» **Brief**
Repeat the data below word for word.

Records START

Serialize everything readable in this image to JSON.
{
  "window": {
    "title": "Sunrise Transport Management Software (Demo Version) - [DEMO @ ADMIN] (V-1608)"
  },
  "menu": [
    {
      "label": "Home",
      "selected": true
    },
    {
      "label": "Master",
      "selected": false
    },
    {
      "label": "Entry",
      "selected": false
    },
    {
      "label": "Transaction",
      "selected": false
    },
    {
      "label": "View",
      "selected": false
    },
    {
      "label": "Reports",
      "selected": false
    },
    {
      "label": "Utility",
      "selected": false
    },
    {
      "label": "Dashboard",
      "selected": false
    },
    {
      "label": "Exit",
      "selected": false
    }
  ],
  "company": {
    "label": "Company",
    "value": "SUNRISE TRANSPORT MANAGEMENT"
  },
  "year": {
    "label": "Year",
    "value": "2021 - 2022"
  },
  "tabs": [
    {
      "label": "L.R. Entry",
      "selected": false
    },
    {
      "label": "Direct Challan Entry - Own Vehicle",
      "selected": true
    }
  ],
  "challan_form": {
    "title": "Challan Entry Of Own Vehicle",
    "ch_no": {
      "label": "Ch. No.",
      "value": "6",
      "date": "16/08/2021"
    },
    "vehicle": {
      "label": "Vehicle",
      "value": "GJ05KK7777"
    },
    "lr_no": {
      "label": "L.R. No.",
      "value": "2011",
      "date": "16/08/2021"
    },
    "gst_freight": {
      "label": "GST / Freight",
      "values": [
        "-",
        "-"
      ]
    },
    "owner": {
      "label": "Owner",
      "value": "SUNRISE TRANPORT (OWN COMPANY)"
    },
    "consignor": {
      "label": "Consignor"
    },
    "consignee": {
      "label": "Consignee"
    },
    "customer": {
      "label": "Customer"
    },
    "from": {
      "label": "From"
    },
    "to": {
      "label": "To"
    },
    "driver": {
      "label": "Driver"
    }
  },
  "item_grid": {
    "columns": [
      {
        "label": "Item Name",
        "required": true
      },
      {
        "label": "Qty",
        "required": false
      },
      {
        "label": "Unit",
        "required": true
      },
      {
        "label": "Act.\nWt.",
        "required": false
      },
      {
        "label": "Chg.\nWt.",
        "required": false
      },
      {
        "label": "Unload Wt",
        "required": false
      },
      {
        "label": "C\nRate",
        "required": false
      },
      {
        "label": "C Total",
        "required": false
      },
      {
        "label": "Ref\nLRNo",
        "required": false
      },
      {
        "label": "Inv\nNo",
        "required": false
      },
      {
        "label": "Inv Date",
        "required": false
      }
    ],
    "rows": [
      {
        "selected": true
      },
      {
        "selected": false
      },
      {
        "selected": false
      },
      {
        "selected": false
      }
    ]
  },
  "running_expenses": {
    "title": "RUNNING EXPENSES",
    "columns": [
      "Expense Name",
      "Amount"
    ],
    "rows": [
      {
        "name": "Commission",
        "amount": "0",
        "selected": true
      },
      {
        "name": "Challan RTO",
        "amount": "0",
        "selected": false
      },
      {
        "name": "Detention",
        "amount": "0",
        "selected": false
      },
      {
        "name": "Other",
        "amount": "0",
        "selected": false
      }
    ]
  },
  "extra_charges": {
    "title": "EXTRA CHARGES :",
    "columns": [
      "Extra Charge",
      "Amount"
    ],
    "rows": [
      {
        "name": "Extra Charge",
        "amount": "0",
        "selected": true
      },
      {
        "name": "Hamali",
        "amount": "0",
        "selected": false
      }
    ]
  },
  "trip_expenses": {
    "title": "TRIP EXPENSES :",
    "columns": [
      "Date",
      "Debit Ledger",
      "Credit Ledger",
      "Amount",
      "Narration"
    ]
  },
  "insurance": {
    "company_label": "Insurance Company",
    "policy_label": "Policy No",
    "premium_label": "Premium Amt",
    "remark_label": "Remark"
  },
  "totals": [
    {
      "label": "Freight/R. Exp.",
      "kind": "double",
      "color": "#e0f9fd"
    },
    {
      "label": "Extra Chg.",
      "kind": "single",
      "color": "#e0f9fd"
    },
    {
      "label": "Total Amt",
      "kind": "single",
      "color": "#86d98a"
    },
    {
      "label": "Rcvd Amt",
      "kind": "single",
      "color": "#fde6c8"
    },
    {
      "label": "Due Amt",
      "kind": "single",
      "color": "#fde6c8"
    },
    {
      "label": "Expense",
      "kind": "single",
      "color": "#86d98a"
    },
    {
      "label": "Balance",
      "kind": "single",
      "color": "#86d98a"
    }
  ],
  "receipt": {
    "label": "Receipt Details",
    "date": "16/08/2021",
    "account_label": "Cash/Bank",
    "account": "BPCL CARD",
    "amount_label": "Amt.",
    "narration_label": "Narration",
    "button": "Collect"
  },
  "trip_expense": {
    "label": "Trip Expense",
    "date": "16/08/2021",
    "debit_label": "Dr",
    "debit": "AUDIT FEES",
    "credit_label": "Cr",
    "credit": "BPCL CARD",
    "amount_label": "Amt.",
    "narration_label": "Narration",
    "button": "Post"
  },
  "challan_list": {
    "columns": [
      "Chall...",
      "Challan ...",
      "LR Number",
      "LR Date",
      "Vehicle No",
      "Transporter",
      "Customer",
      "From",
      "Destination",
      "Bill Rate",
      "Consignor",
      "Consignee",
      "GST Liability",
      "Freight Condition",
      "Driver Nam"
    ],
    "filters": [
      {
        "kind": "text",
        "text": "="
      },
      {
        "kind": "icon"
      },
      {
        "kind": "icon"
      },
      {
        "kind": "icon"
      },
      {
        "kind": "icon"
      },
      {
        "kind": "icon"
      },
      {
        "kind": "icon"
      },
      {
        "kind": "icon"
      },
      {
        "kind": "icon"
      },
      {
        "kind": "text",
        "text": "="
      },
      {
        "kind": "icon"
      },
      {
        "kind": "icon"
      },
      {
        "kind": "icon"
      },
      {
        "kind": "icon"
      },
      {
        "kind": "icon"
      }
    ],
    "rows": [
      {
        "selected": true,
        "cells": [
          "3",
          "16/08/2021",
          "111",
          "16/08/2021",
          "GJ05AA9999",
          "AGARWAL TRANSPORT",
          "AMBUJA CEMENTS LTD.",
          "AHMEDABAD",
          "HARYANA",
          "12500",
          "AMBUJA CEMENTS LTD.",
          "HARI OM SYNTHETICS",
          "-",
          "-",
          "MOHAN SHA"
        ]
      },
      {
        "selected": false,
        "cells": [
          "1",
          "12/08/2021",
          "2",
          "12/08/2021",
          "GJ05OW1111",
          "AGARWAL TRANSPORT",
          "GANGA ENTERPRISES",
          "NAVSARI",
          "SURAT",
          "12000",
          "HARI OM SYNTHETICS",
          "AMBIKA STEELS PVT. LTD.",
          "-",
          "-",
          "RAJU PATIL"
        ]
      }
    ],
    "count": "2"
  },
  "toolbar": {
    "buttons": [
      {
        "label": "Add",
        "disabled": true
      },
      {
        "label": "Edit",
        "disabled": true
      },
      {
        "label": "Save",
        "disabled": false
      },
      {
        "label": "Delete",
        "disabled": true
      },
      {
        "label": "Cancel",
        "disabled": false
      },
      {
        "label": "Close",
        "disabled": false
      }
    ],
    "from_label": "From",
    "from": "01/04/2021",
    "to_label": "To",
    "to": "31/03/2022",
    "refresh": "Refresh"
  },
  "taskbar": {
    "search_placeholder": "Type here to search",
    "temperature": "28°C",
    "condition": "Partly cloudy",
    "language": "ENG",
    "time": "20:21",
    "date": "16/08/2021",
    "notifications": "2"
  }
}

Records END

» **Answer section**
Serialize everything readable in this image to JSON.
{
  "window": {
    "title": "Sunrise Transport Management Software (Demo Version) - [DEMO @ ADMIN] (V-1608)"
  },
  "menu": [
    {
      "label": "Home",
      "selected": true
    },
    {
      "label": "Master",
      "selected": false
    },
    {
      "label": "Entry",
      "selected": false
    },
    {
      "label": "Transaction",
      "selected": false
    },
    {
      "label": "View",
      "selected": false
    },
    {
      "label": "Reports",
      "selected": false
    },
    {
      "label": "Utility",
      "selected": false
    },
    {
      "label": "Dashboard",
      "selected": false
    },
    {
      "label": "Exit",
      "selected": false
    }
  ],
  "company": {
    "label": "Company",
    "value": "SUNRISE TRANSPORT MANAGEMENT"
  },
  "year": {
    "label": "Year",
    "value": "2021 - 2022"
  },
  "tabs": [
    {
      "label": "L.R. Entry",
      "selected": false
    },
    {
      "label": "Direct Challan Entry - Own Vehicle",
      "selected": true
    }
  ],
  "challan_form": {
    "title": "Challan Entry Of Own Vehicle",
    "ch_no": {
      "label": "Ch. No.",
      "value": "6",
      "date": "16/08/2021"
    },
    "vehicle": {
      "label": "Vehicle",
      "value": "GJ05KK7777"
    },
    "lr_no": {
      "label": "L.R. No.",
      "value": "2011",
      "date": "16/08/2021"
    },
    "gst_freight": {
      "label": "GST / Freight",
      "values": [
        "-",
        "-"
      ]
    },
    "owner": {
      "label": "Owner",
      "value": "SUNRISE TRANPORT (OWN COMPANY)"
    },
    "consignor": {
      "label": "Consignor"
    },
    "consignee": {
      "label": "Consignee"
    },
    "customer": {
      "label": "Customer"
    },
    "from": {
      "label": "From"
    },
    "to": {
      "label": "To"
    },
    "driver": {
      "label": "Driver"
    }
  },
  "item_grid": {
    "columns": [
      {
        "label": "Item Name",
        "required": true
      },
      {
        "label": "Qty",
        "required": false
      },
      {
        "label": "Unit",
        "required": true
      },
      {
        "label": "Act.\nWt.",
        "required": false
      },
      {
        "label": "Chg.\nWt.",
        "required": false
      },
      {
        "label": "Unload Wt",
        "required": false
      },
      {
        "label": "C\nRate",
        "required": false
      },
      {
        "label": "C Total",
        "required": false
      },
      {
        "label": "Ref\nLRNo",
        "required": false
      },
      {
        "label": "Inv\nNo",
        "required": false
      },
      {
        "label": "Inv Date",
        "required": false
      }
    ],
    "rows": [
      {
        "selected": true
      },
      {
        "selected": false
      },
      {
        "selected": false
      },
      {
        "selected": false
      }
    ]
  },
  "running_expenses": {
    "title": "RUNNING EXPENSES",
    "columns": [
      "Expense Name",
      "Amount"
    ],
    "rows": [
      {
        "name": "Commission",
        "amount": "0",
        "selected": true
      },
      {
        "name": "Challan RTO",
        "amount": "0",
        "selected": false
      },
      {
        "name": "Detention",
        "amount": "0",
        "selected": false
      },
      {
        "name": "Other",
        "amount": "0",
        "selected": false
      }
    ]
  },
  "extra_charges": {
    "title": "EXTRA CHARGES :",
    "columns": [
      "Extra Charge",
      "Amount"
    ],
    "rows": [
      {
        "name": "Extra Charge",
        "amount": "0",
        "selected": true
      },
      {
        "name": "Hamali",
        "amount": "0",
        "selected": false
      }
    ]
  },
  "trip_expenses": {
    "title": "TRIP EXPENSES :",
    "columns": [
      "Date",
      "Debit Ledger",
      "Credit Ledger",
      "Amount",
      "Narration"
    ]
  },
  "insurance": {
    "company_label": "Insurance Company",
    "policy_label": "Policy No",
    "premium_label": "Premium Amt",
    "remark_label": "Remark"
  },
  "totals": [
    {
      "label": "Freight/R. Exp.",
      "kind": "double",
      "color": "#e0f9fd"
    },
    {
      "label": "Extra Chg.",
      "kind": "single",
      "color": "#e0f9fd"
    },
    {
      "label": "Total Amt",
      "kind": "single",
      "color": "#86d98a"
    },
    {
      "label": "Rcvd Amt",
      "kind": "single",
      "color": "#fde6c8"
    },
    {
      "label": "Due Amt",
      "kind": "single",
      "color": "#fde6c8"
    },
    {
      "label": "Expense",
      "kind": "single",
      "color": "#86d98a"
    },
    {
      "label": "Balance",
      "kind": "single",
      "color": "#86d98a"
    }
  ],
  "receipt": {
    "label": "Receipt Details",
    "date": "16/08/2021",
    "account_label": "Cash/Bank",
    "account": "BPCL CARD",
    "amount_label": "Amt.",
    "narration_label": "Narration",
    "button": "Collect"
  },
  "trip_expense": {
    "label": "Trip Expense",
    "date": "16/08/2021",
    "debit_label": "Dr",
    "debit": "AUDIT FEES",
    "credit_label": "Cr",
    "credit": "BPCL CARD",
    "amount_label": "Amt.",
    "narration_label": "Narration",
    "button": "Post"
  },
  "challan_list": {
    "columns": [
      "Chall...",
      "Challan ...",
      "LR Number",
      "LR Date",
      "Vehicle No",
      "Transporter",
      "Customer",
      "From",
      "Destination",
      "Bill Rate",
      "Consignor",
      "Consignee",
      "GST Liability",
      "Freight Condition",
      "Driver Nam"
    ],
    "filters": [
      {
        "kind": "text",
        "text": "="
      },
      {
        "kind": "icon"
      },
      {
        "kind": "icon"
      },
      {
        "kind": "icon"
      },
      {
        "kind": "icon"
      },
      {
        "kind": "icon"
      },
      {
        "kind": "icon"
      },
      {
        "kind": "icon"
      },
      {
        "kind": "icon"
      },
      {
        "kind": "text",
        "text": "="
      },
      {
        "kind": "icon"
      },
      {
        "kind": "icon"
      },
      {
        "kind": "icon"
      },
      {
        "kind": "icon"
      },
      {
        "kind": "icon"
      }
    ],
    "rows": [
      {
        "selected": true,
        "cells": [
          "3",
          "16/08/2021",
          "111",
          "16/08/2021",
          "GJ05AA9999",
          "AGARWAL TRANSPORT",
          "AMBUJA CEMENTS LTD.",
          "AHMEDABAD",
          "HARYANA",
          "12500",
          "AMBUJA CEMENTS LTD.",
          "HARI OM SYNTHETICS",
          "-",
          "-",
          "MOHAN SHA"
        ]
      },
      {
        "selected": false,
        "cells": [
          "1",
          "12/08/2021",
          "2",
          "12/08/2021",
          "GJ05OW1111",
          "AGARWAL TRANSPORT",
          "GANGA ENTERPRISES",
          "NAVSARI",
          "SURAT",
          "12000",
          "HARI OM SYNTHETICS",
          "AMBIKA STEELS PVT. LTD.",
          "-",
          "-",
          "RAJU PATIL"
        ]
      }
    ],
    "count": "2"
  },
  "toolbar": {
    "buttons": [
      {
        "label": "Add",
        "disabled": true
      },
      {
        "label": "Edit",
        "disabled": true
      },
      {
        "label": "Save",
        "disabled": false
      },
      {
        "label": "Delete",
        "disabled": true
      },
      {
        "label": "Cancel",
        "disabled": false
      },
      {
        "label": "Close",
        "disabled": false
      }
    ],
    "from_label": "From",
    "from": "01/04/2021",
    "to_label": "To",
    "to": "31/03/2022",
    "refresh": "Refresh"
  },
  "taskbar": {
    "search_placeholder": "Type here to search",
    "temperature": "28°C",
    "condition": "Partly cloudy",
    "language": "ENG",
    "time": "20:21",
    "date": "16/08/2021",
    "notifications": "2"
  }
}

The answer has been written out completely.